> WHAT YOU WILL DO
Below are the records; give the number of their lines that contain the word "true" and nothing more.

#### SOURCE INFORMATION ####

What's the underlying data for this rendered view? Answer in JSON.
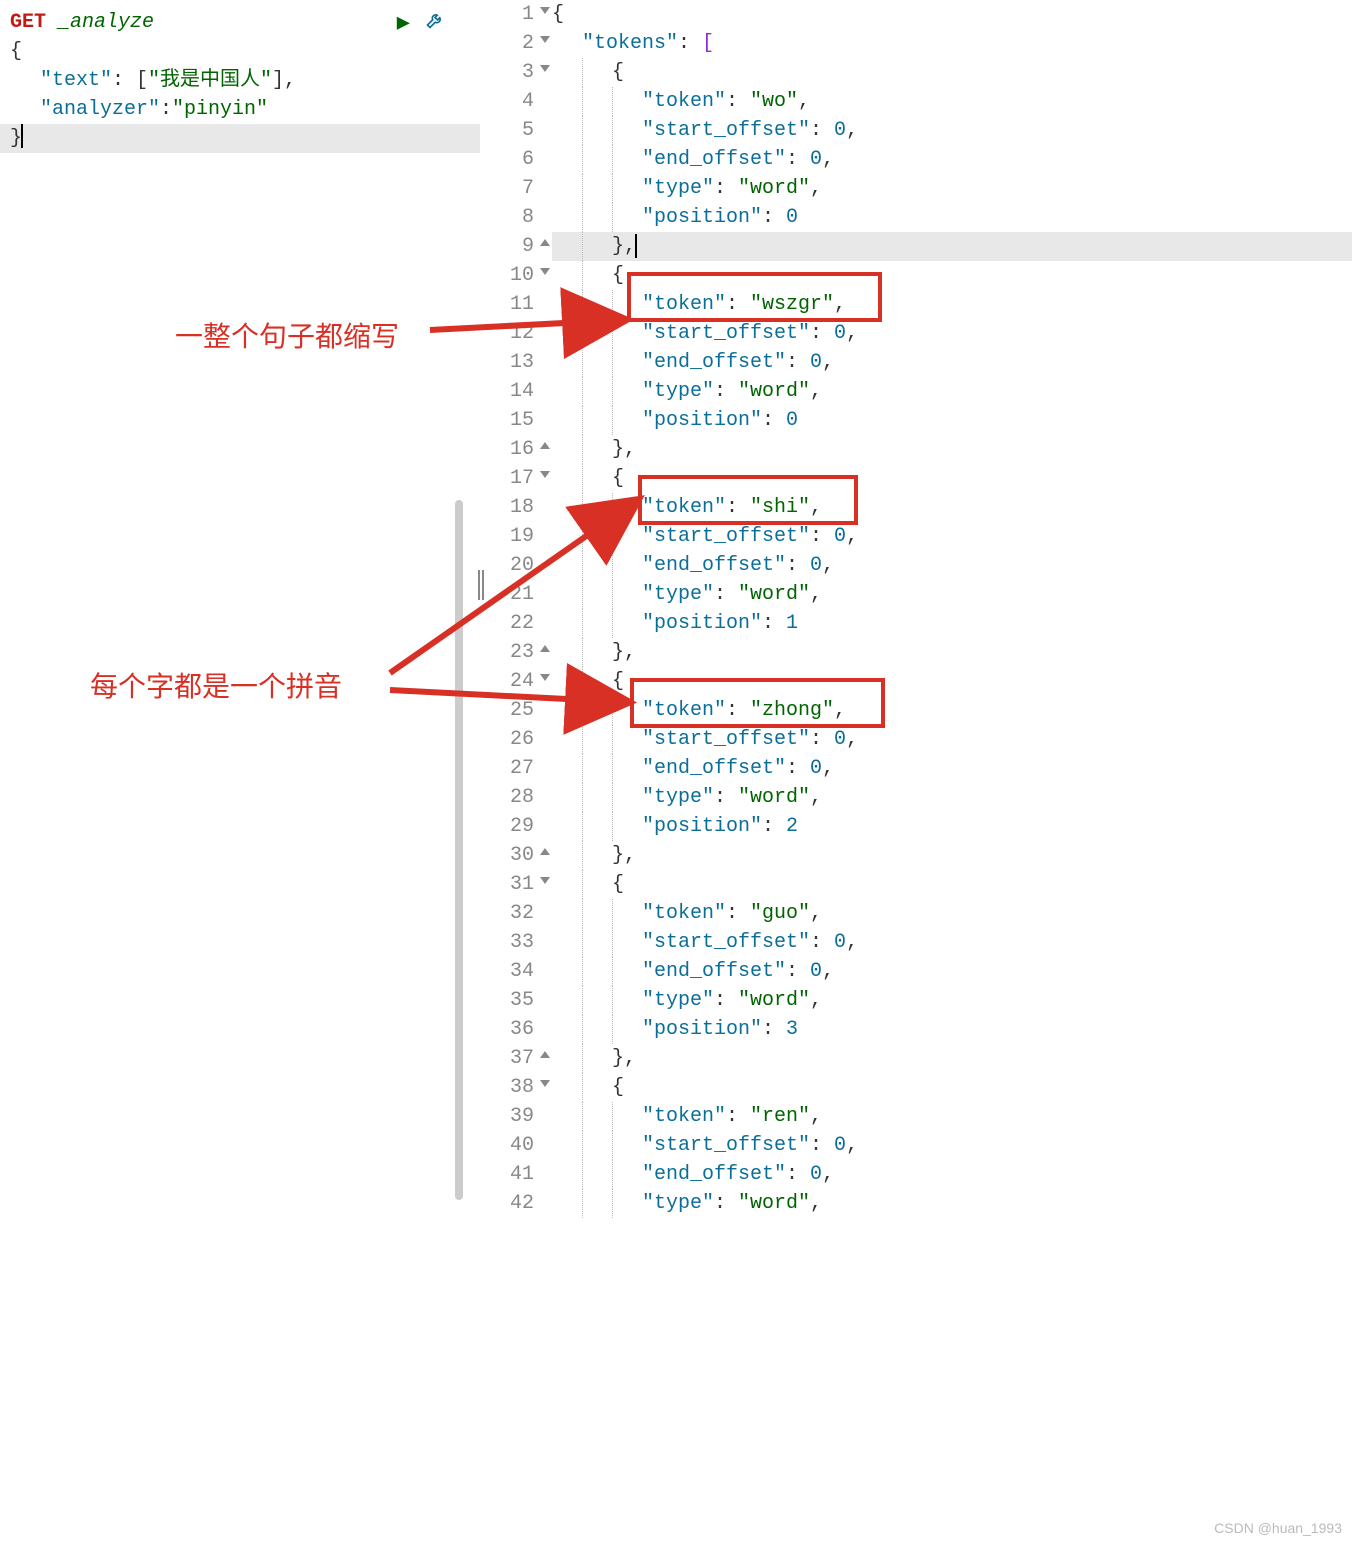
{
  "left": {
    "method": "GET",
    "endpoint": "_analyze",
    "lines": [
      {
        "indent": 0,
        "tokens": [
          {
            "t": "{",
            "c": "punct"
          }
        ]
      },
      {
        "indent": 1,
        "tokens": [
          {
            "t": "\"text\"",
            "c": "key"
          },
          {
            "t": ": [",
            "c": "punct"
          },
          {
            "t": "\"我是中国人\"",
            "c": "value"
          },
          {
            "t": "],",
            "c": "punct"
          }
        ]
      },
      {
        "indent": 1,
        "tokens": [
          {
            "t": "\"analyzer\"",
            "c": "key"
          },
          {
            "t": ": ",
            "c": "punct"
          },
          {
            "t": "\"pinyin\"",
            "c": "value"
          }
        ]
      },
      {
        "indent": 0,
        "tokens": [
          {
            "t": "}",
            "c": "punct"
          }
        ],
        "cursor": true,
        "hl": true
      }
    ]
  },
  "right": {
    "lines": [
      {
        "n": 1,
        "fold": "open",
        "indent": 0,
        "tokens": [
          {
            "t": "{",
            "c": "bracket0"
          }
        ]
      },
      {
        "n": 2,
        "fold": "open",
        "indent": 1,
        "tokens": [
          {
            "t": "\"tokens\"",
            "c": "key"
          },
          {
            "t": ": ",
            "c": "punct"
          },
          {
            "t": "[",
            "c": "bracket1"
          }
        ]
      },
      {
        "n": 3,
        "fold": "open",
        "indent": 2,
        "guides": 1,
        "tokens": [
          {
            "t": "{",
            "c": "bracket0"
          }
        ]
      },
      {
        "n": 4,
        "indent": 3,
        "guides": 2,
        "tokens": [
          {
            "t": "\"token\"",
            "c": "key"
          },
          {
            "t": ": ",
            "c": "punct"
          },
          {
            "t": "\"wo\"",
            "c": "value"
          },
          {
            "t": ",",
            "c": "punct"
          }
        ]
      },
      {
        "n": 5,
        "indent": 3,
        "guides": 2,
        "tokens": [
          {
            "t": "\"start_offset\"",
            "c": "key"
          },
          {
            "t": ": ",
            "c": "punct"
          },
          {
            "t": "0",
            "c": "num"
          },
          {
            "t": ",",
            "c": "punct"
          }
        ]
      },
      {
        "n": 6,
        "indent": 3,
        "guides": 2,
        "tokens": [
          {
            "t": "\"end_offset\"",
            "c": "key"
          },
          {
            "t": ": ",
            "c": "punct"
          },
          {
            "t": "0",
            "c": "num"
          },
          {
            "t": ",",
            "c": "punct"
          }
        ]
      },
      {
        "n": 7,
        "indent": 3,
        "guides": 2,
        "tokens": [
          {
            "t": "\"type\"",
            "c": "key"
          },
          {
            "t": ": ",
            "c": "punct"
          },
          {
            "t": "\"word\"",
            "c": "value"
          },
          {
            "t": ",",
            "c": "punct"
          }
        ]
      },
      {
        "n": 8,
        "indent": 3,
        "guides": 2,
        "tokens": [
          {
            "t": "\"position\"",
            "c": "key"
          },
          {
            "t": ": ",
            "c": "punct"
          },
          {
            "t": "0",
            "c": "num"
          }
        ]
      },
      {
        "n": 9,
        "fold": "close",
        "indent": 2,
        "guides": 1,
        "hl": true,
        "tokens": [
          {
            "t": "}",
            "c": "bracket0"
          },
          {
            "t": ",",
            "c": "punct"
          }
        ],
        "cursor": true
      },
      {
        "n": 10,
        "fold": "open",
        "indent": 2,
        "guides": 1,
        "tokens": [
          {
            "t": "{",
            "c": "bracket0"
          }
        ]
      },
      {
        "n": 11,
        "indent": 3,
        "guides": 2,
        "tokens": [
          {
            "t": "\"token\"",
            "c": "key"
          },
          {
            "t": ": ",
            "c": "punct"
          },
          {
            "t": "\"wszgr\"",
            "c": "value"
          },
          {
            "t": ",",
            "c": "punct"
          }
        ]
      },
      {
        "n": 12,
        "indent": 3,
        "guides": 2,
        "tokens": [
          {
            "t": "\"start_offset\"",
            "c": "key"
          },
          {
            "t": ": ",
            "c": "punct"
          },
          {
            "t": "0",
            "c": "num"
          },
          {
            "t": ",",
            "c": "punct"
          }
        ]
      },
      {
        "n": 13,
        "indent": 3,
        "guides": 2,
        "tokens": [
          {
            "t": "\"end_offset\"",
            "c": "key"
          },
          {
            "t": ": ",
            "c": "punct"
          },
          {
            "t": "0",
            "c": "num"
          },
          {
            "t": ",",
            "c": "punct"
          }
        ]
      },
      {
        "n": 14,
        "indent": 3,
        "guides": 2,
        "tokens": [
          {
            "t": "\"type\"",
            "c": "key"
          },
          {
            "t": ": ",
            "c": "punct"
          },
          {
            "t": "\"word\"",
            "c": "value"
          },
          {
            "t": ",",
            "c": "punct"
          }
        ]
      },
      {
        "n": 15,
        "indent": 3,
        "guides": 2,
        "tokens": [
          {
            "t": "\"position\"",
            "c": "key"
          },
          {
            "t": ": ",
            "c": "punct"
          },
          {
            "t": "0",
            "c": "num"
          }
        ]
      },
      {
        "n": 16,
        "fold": "close",
        "indent": 2,
        "guides": 1,
        "tokens": [
          {
            "t": "}",
            "c": "bracket0"
          },
          {
            "t": ",",
            "c": "punct"
          }
        ]
      },
      {
        "n": 17,
        "fold": "open",
        "indent": 2,
        "guides": 1,
        "tokens": [
          {
            "t": "{",
            "c": "bracket0"
          }
        ]
      },
      {
        "n": 18,
        "indent": 3,
        "guides": 2,
        "tokens": [
          {
            "t": "\"token\"",
            "c": "key"
          },
          {
            "t": ": ",
            "c": "punct"
          },
          {
            "t": "\"shi\"",
            "c": "value"
          },
          {
            "t": ",",
            "c": "punct"
          }
        ]
      },
      {
        "n": 19,
        "indent": 3,
        "guides": 2,
        "tokens": [
          {
            "t": "\"start_offset\"",
            "c": "key"
          },
          {
            "t": ": ",
            "c": "punct"
          },
          {
            "t": "0",
            "c": "num"
          },
          {
            "t": ",",
            "c": "punct"
          }
        ]
      },
      {
        "n": 20,
        "indent": 3,
        "guides": 2,
        "tokens": [
          {
            "t": "\"end_offset\"",
            "c": "key"
          },
          {
            "t": ": ",
            "c": "punct"
          },
          {
            "t": "0",
            "c": "num"
          },
          {
            "t": ",",
            "c": "punct"
          }
        ]
      },
      {
        "n": 21,
        "indent": 3,
        "guides": 2,
        "tokens": [
          {
            "t": "\"type\"",
            "c": "key"
          },
          {
            "t": ": ",
            "c": "punct"
          },
          {
            "t": "\"word\"",
            "c": "value"
          },
          {
            "t": ",",
            "c": "punct"
          }
        ]
      },
      {
        "n": 22,
        "indent": 3,
        "guides": 2,
        "tokens": [
          {
            "t": "\"position\"",
            "c": "key"
          },
          {
            "t": ": ",
            "c": "punct"
          },
          {
            "t": "1",
            "c": "num"
          }
        ]
      },
      {
        "n": 23,
        "fold": "close",
        "indent": 2,
        "guides": 1,
        "tokens": [
          {
            "t": "}",
            "c": "bracket0"
          },
          {
            "t": ",",
            "c": "punct"
          }
        ]
      },
      {
        "n": 24,
        "fold": "open",
        "indent": 2,
        "guides": 1,
        "tokens": [
          {
            "t": "{",
            "c": "bracket0"
          }
        ]
      },
      {
        "n": 25,
        "indent": 3,
        "guides": 2,
        "tokens": [
          {
            "t": "\"token\"",
            "c": "key"
          },
          {
            "t": ": ",
            "c": "punct"
          },
          {
            "t": "\"zhong\"",
            "c": "value"
          },
          {
            "t": ",",
            "c": "punct"
          }
        ]
      },
      {
        "n": 26,
        "indent": 3,
        "guides": 2,
        "tokens": [
          {
            "t": "\"start_offset\"",
            "c": "key"
          },
          {
            "t": ": ",
            "c": "punct"
          },
          {
            "t": "0",
            "c": "num"
          },
          {
            "t": ",",
            "c": "punct"
          }
        ]
      },
      {
        "n": 27,
        "indent": 3,
        "guides": 2,
        "tokens": [
          {
            "t": "\"end_offset\"",
            "c": "key"
          },
          {
            "t": ": ",
            "c": "punct"
          },
          {
            "t": "0",
            "c": "num"
          },
          {
            "t": ",",
            "c": "punct"
          }
        ]
      },
      {
        "n": 28,
        "indent": 3,
        "guides": 2,
        "tokens": [
          {
            "t": "\"type\"",
            "c": "key"
          },
          {
            "t": ": ",
            "c": "punct"
          },
          {
            "t": "\"word\"",
            "c": "value"
          },
          {
            "t": ",",
            "c": "punct"
          }
        ]
      },
      {
        "n": 29,
        "indent": 3,
        "guides": 2,
        "tokens": [
          {
            "t": "\"position\"",
            "c": "key"
          },
          {
            "t": ": ",
            "c": "punct"
          },
          {
            "t": "2",
            "c": "num"
          }
        ]
      },
      {
        "n": 30,
        "fold": "close",
        "indent": 2,
        "guides": 1,
        "tokens": [
          {
            "t": "}",
            "c": "bracket0"
          },
          {
            "t": ",",
            "c": "punct"
          }
        ]
      },
      {
        "n": 31,
        "fold": "open",
        "indent": 2,
        "guides": 1,
        "tokens": [
          {
            "t": "{",
            "c": "bracket0"
          }
        ]
      },
      {
        "n": 32,
        "indent": 3,
        "guides": 2,
        "tokens": [
          {
            "t": "\"token\"",
            "c": "key"
          },
          {
            "t": ": ",
            "c": "punct"
          },
          {
            "t": "\"guo\"",
            "c": "value"
          },
          {
            "t": ",",
            "c": "punct"
          }
        ]
      },
      {
        "n": 33,
        "indent": 3,
        "guides": 2,
        "tokens": [
          {
            "t": "\"start_offset\"",
            "c": "key"
          },
          {
            "t": ": ",
            "c": "punct"
          },
          {
            "t": "0",
            "c": "num"
          },
          {
            "t": ",",
            "c": "punct"
          }
        ]
      },
      {
        "n": 34,
        "indent": 3,
        "guides": 2,
        "tokens": [
          {
            "t": "\"end_offset\"",
            "c": "key"
          },
          {
            "t": ": ",
            "c": "punct"
          },
          {
            "t": "0",
            "c": "num"
          },
          {
            "t": ",",
            "c": "punct"
          }
        ]
      },
      {
        "n": 35,
        "indent": 3,
        "guides": 2,
        "tokens": [
          {
            "t": "\"type\"",
            "c": "key"
          },
          {
            "t": ": ",
            "c": "punct"
          },
          {
            "t": "\"word\"",
            "c": "value"
          },
          {
            "t": ",",
            "c": "punct"
          }
        ]
      },
      {
        "n": 36,
        "indent": 3,
        "guides": 2,
        "tokens": [
          {
            "t": "\"position\"",
            "c": "key"
          },
          {
            "t": ": ",
            "c": "punct"
          },
          {
            "t": "3",
            "c": "num"
          }
        ]
      },
      {
        "n": 37,
        "fold": "close",
        "indent": 2,
        "guides": 1,
        "tokens": [
          {
            "t": "}",
            "c": "bracket0"
          },
          {
            "t": ",",
            "c": "punct"
          }
        ]
      },
      {
        "n": 38,
        "fold": "open",
        "indent": 2,
        "guides": 1,
        "tokens": [
          {
            "t": "{",
            "c": "bracket0"
          }
        ]
      },
      {
        "n": 39,
        "indent": 3,
        "guides": 2,
        "tokens": [
          {
            "t": "\"token\"",
            "c": "key"
          },
          {
            "t": ": ",
            "c": "punct"
          },
          {
            "t": "\"ren\"",
            "c": "value"
          },
          {
            "t": ",",
            "c": "punct"
          }
        ]
      },
      {
        "n": 40,
        "indent": 3,
        "guides": 2,
        "tokens": [
          {
            "t": "\"start_offset\"",
            "c": "key"
          },
          {
            "t": ": ",
            "c": "punct"
          },
          {
            "t": "0",
            "c": "num"
          },
          {
            "t": ",",
            "c": "punct"
          }
        ]
      },
      {
        "n": 41,
        "indent": 3,
        "guides": 2,
        "tokens": [
          {
            "t": "\"end_offset\"",
            "c": "key"
          },
          {
            "t": ": ",
            "c": "punct"
          },
          {
            "t": "0",
            "c": "num"
          },
          {
            "t": ",",
            "c": "punct"
          }
        ]
      },
      {
        "n": 42,
        "indent": 3,
        "guides": 2,
        "tokens": [
          {
            "t": "\"type\"",
            "c": "key"
          },
          {
            "t": ": ",
            "c": "punct"
          },
          {
            "t": "\"word\"",
            "c": "value"
          },
          {
            "t": ",",
            "c": "punct"
          }
        ]
      }
    ]
  },
  "annotations": {
    "a1": "一整个句子都缩写",
    "a2": "每个字都是一个拼音"
  },
  "watermark": "CSDN @huan_1993"
}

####

> ANSWER TO THE EXERCISE
4